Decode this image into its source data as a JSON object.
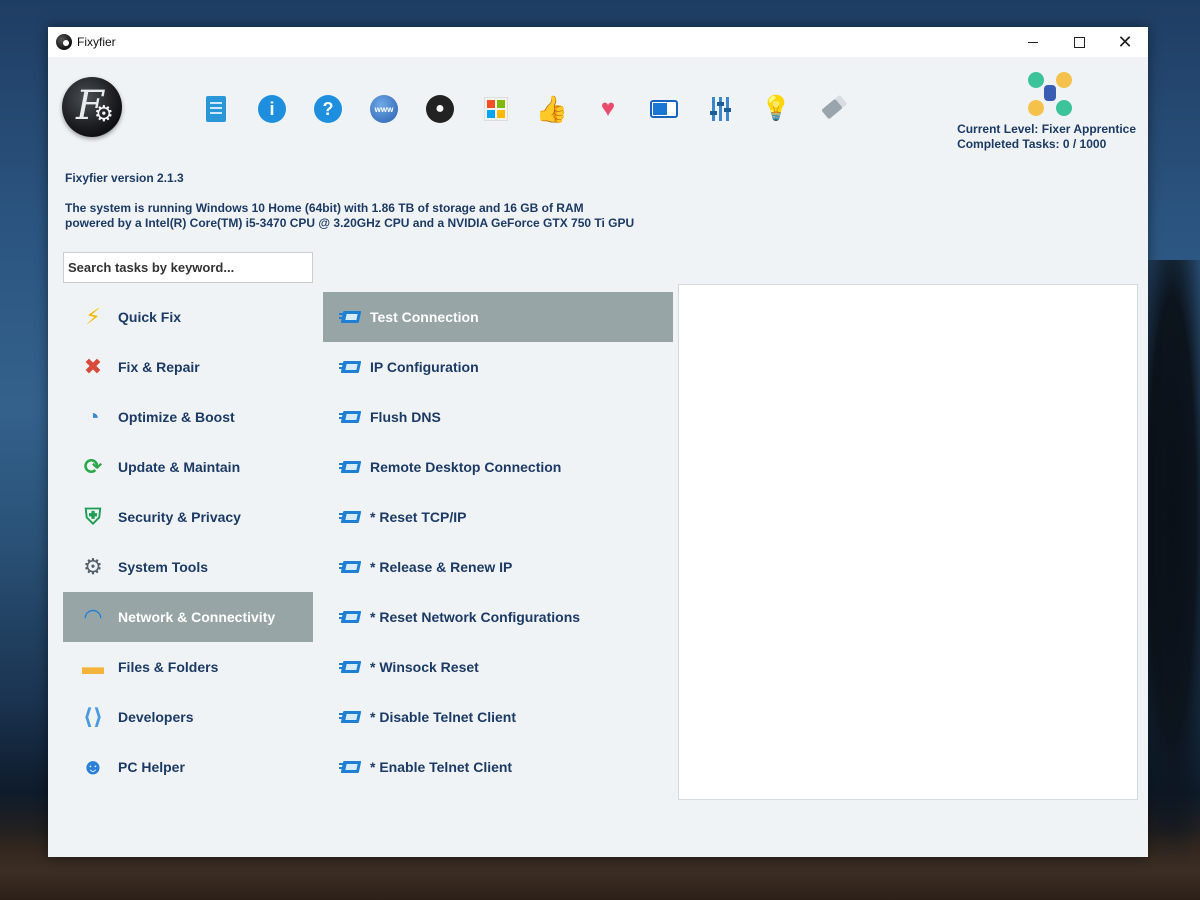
{
  "window": {
    "title": "Fixyfier"
  },
  "toolbar": {
    "icons": [
      "document-icon",
      "info-icon",
      "help-icon",
      "www-icon",
      "github-icon",
      "store-icon",
      "thumbs-up-icon",
      "donate-heart-icon",
      "toggle-theme-icon",
      "settings-sliders-icon",
      "lightbulb-icon",
      "eraser-icon"
    ]
  },
  "status": {
    "level": "Current Level: Fixer Apprentice",
    "tasks": "Completed Tasks: 0 / 1000"
  },
  "info": {
    "version": "Fixyfier version 2.1.3",
    "system_line1": "The system is running Windows 10 Home (64bit) with 1.86 TB of storage and 16 GB of RAM",
    "system_line2": "powered by a Intel(R) Core(TM) i5-3470 CPU @ 3.20GHz CPU and a NVIDIA GeForce GTX 750 Ti GPU"
  },
  "search": {
    "placeholder": "Search tasks by keyword..."
  },
  "categories": [
    {
      "label": "Quick Fix",
      "icon": "lightning-icon",
      "color": "#f5b800"
    },
    {
      "label": "Fix & Repair",
      "icon": "tools-icon",
      "color": "#d84a3a"
    },
    {
      "label": "Optimize & Boost",
      "icon": "speedometer-icon",
      "color": "#3a87c9"
    },
    {
      "label": "Update & Maintain",
      "icon": "refresh-icon",
      "color": "#2ba84a"
    },
    {
      "label": "Security & Privacy",
      "icon": "shield-icon",
      "color": "#1f9d55"
    },
    {
      "label": "System Tools",
      "icon": "gear-icon",
      "color": "#555f69"
    },
    {
      "label": "Network & Connectivity",
      "icon": "wifi-icon",
      "color": "#1e7fd4",
      "active": true
    },
    {
      "label": "Files & Folders",
      "icon": "folder-icon",
      "color": "#f2b53a"
    },
    {
      "label": "Developers",
      "icon": "code-file-icon",
      "color": "#4a9be0"
    },
    {
      "label": "PC Helper",
      "icon": "robot-icon",
      "color": "#2a7fd6"
    }
  ],
  "tasks": [
    {
      "label": "Test Connection",
      "active": true
    },
    {
      "label": "IP Configuration"
    },
    {
      "label": "Flush DNS"
    },
    {
      "label": "Remote Desktop Connection"
    },
    {
      "label": "* Reset TCP/IP"
    },
    {
      "label": "* Release & Renew IP"
    },
    {
      "label": "* Reset Network Configurations"
    },
    {
      "label": "* Winsock Reset"
    },
    {
      "label": "* Disable Telnet Client"
    },
    {
      "label": "* Enable Telnet Client"
    }
  ]
}
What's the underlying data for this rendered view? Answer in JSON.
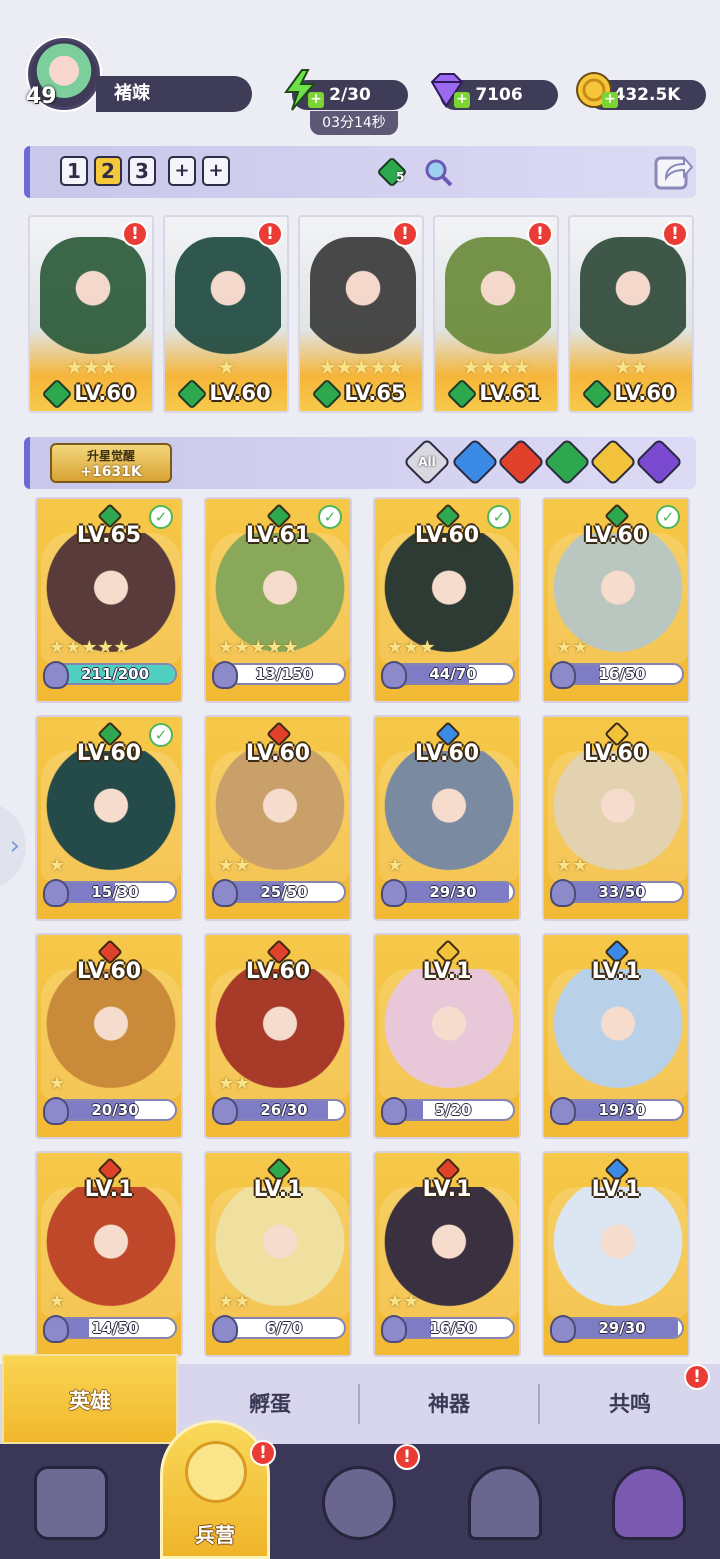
{
  "player": {
    "level": "49",
    "name": "褚竦"
  },
  "resources": {
    "energy": "2/30",
    "energy_timer": "03分14秒",
    "gems": "7106",
    "gold": "432.5K"
  },
  "teams": {
    "tabs": [
      "1",
      "2",
      "3"
    ],
    "active_tab": "2",
    "element_count": "5",
    "slots": [
      {
        "level": "LV.60",
        "stars": "★★★",
        "art_color": "#2c5a3a",
        "has_alert": true
      },
      {
        "level": "LV.60",
        "stars": "★",
        "art_color": "#1f4a40",
        "has_alert": true
      },
      {
        "level": "LV.65",
        "stars": "★★★★★",
        "art_color": "#3a3a3a",
        "has_alert": true
      },
      {
        "level": "LV.61",
        "stars": "★★★★",
        "art_color": "#6a8a3a",
        "has_alert": true
      },
      {
        "level": "LV.60",
        "stars": "★★",
        "art_color": "#2f4a3a",
        "has_alert": true
      }
    ]
  },
  "filter": {
    "awaken_title": "升星觉醒",
    "awaken_value": "+1631K",
    "elements": [
      {
        "name": "all",
        "label": "All",
        "color": "#d8d8e0"
      },
      {
        "name": "water",
        "color": "#3b8ae6"
      },
      {
        "name": "fire",
        "color": "#e1402b"
      },
      {
        "name": "nature",
        "color": "#2ea84e"
      },
      {
        "name": "light",
        "color": "#f2c23a"
      },
      {
        "name": "dark",
        "color": "#7a4ad0"
      }
    ]
  },
  "heroes": [
    {
      "level": "LV.65",
      "element": "#2ea84e",
      "checked": true,
      "stars": "★★★★★",
      "shards": "211/200",
      "fill": 1.0,
      "art": "#5a3b3b"
    },
    {
      "level": "LV.61",
      "element": "#2ea84e",
      "checked": true,
      "stars": "★★★★★",
      "shards": "13/150",
      "fill": 0.087,
      "art": "#8aa85a"
    },
    {
      "level": "LV.60",
      "element": "#2ea84e",
      "checked": true,
      "stars": "★★★",
      "shards": "44/70",
      "fill": 0.63,
      "art": "#2d3b34"
    },
    {
      "level": "LV.60",
      "element": "#2ea84e",
      "checked": true,
      "stars": "★★",
      "shards": "16/50",
      "fill": 0.32,
      "art": "#b9c7c0"
    },
    {
      "level": "LV.60",
      "element": "#2ea84e",
      "checked": true,
      "stars": "★",
      "shards": "15/30",
      "fill": 0.5,
      "art": "#244a4a"
    },
    {
      "level": "LV.60",
      "element": "#e1402b",
      "checked": false,
      "stars": "★★",
      "shards": "25/50",
      "fill": 0.5,
      "art": "#c9a06a"
    },
    {
      "level": "LV.60",
      "element": "#3b8ae6",
      "checked": false,
      "stars": "★",
      "shards": "29/30",
      "fill": 0.967,
      "art": "#7a8aa0"
    },
    {
      "level": "LV.60",
      "element": "#f2c23a",
      "checked": false,
      "stars": "★★",
      "shards": "33/50",
      "fill": 0.66,
      "art": "#e2d2b0"
    },
    {
      "level": "LV.60",
      "element": "#e1402b",
      "checked": false,
      "stars": "★",
      "shards": "20/30",
      "fill": 0.667,
      "art": "#c98a3a"
    },
    {
      "level": "LV.60",
      "element": "#e1402b",
      "checked": false,
      "stars": "★★",
      "shards": "26/30",
      "fill": 0.867,
      "art": "#a83a2a"
    },
    {
      "level": "LV.1",
      "element": "#f2c23a",
      "checked": false,
      "stars": "",
      "shards": "5/20",
      "fill": 0.25,
      "art": "#e8c8d8"
    },
    {
      "level": "LV.1",
      "element": "#3b8ae6",
      "checked": false,
      "stars": "",
      "shards": "19/30",
      "fill": 0.633,
      "art": "#b8d0e8"
    },
    {
      "level": "LV.1",
      "element": "#e1402b",
      "checked": false,
      "stars": "★",
      "shards": "14/50",
      "fill": 0.28,
      "art": "#c0482a"
    },
    {
      "level": "LV.1",
      "element": "#2ea84e",
      "checked": false,
      "stars": "★★",
      "shards": "6/70",
      "fill": 0.086,
      "art": "#f0e0a0"
    },
    {
      "level": "LV.1",
      "element": "#e1402b",
      "checked": false,
      "stars": "★★",
      "shards": "16/50",
      "fill": 0.32,
      "art": "#3a3040"
    },
    {
      "level": "LV.1",
      "element": "#3b8ae6",
      "checked": false,
      "stars": "",
      "shards": "29/30",
      "fill": 0.967,
      "art": "#dce6f2"
    }
  ],
  "sub_tabs": [
    "英雄",
    "孵蛋",
    "神器",
    "共鸣"
  ],
  "nav": {
    "active_label": "兵营",
    "items": [
      "cards-icon",
      "barracks-icon",
      "map-icon",
      "castle-icon",
      "mushroom-icon"
    ]
  }
}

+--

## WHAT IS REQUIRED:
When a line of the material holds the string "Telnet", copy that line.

## REPLY TO THE TASK:
      "label": "* Disable Telnet Client"
      "label": "* Enable Telnet Client"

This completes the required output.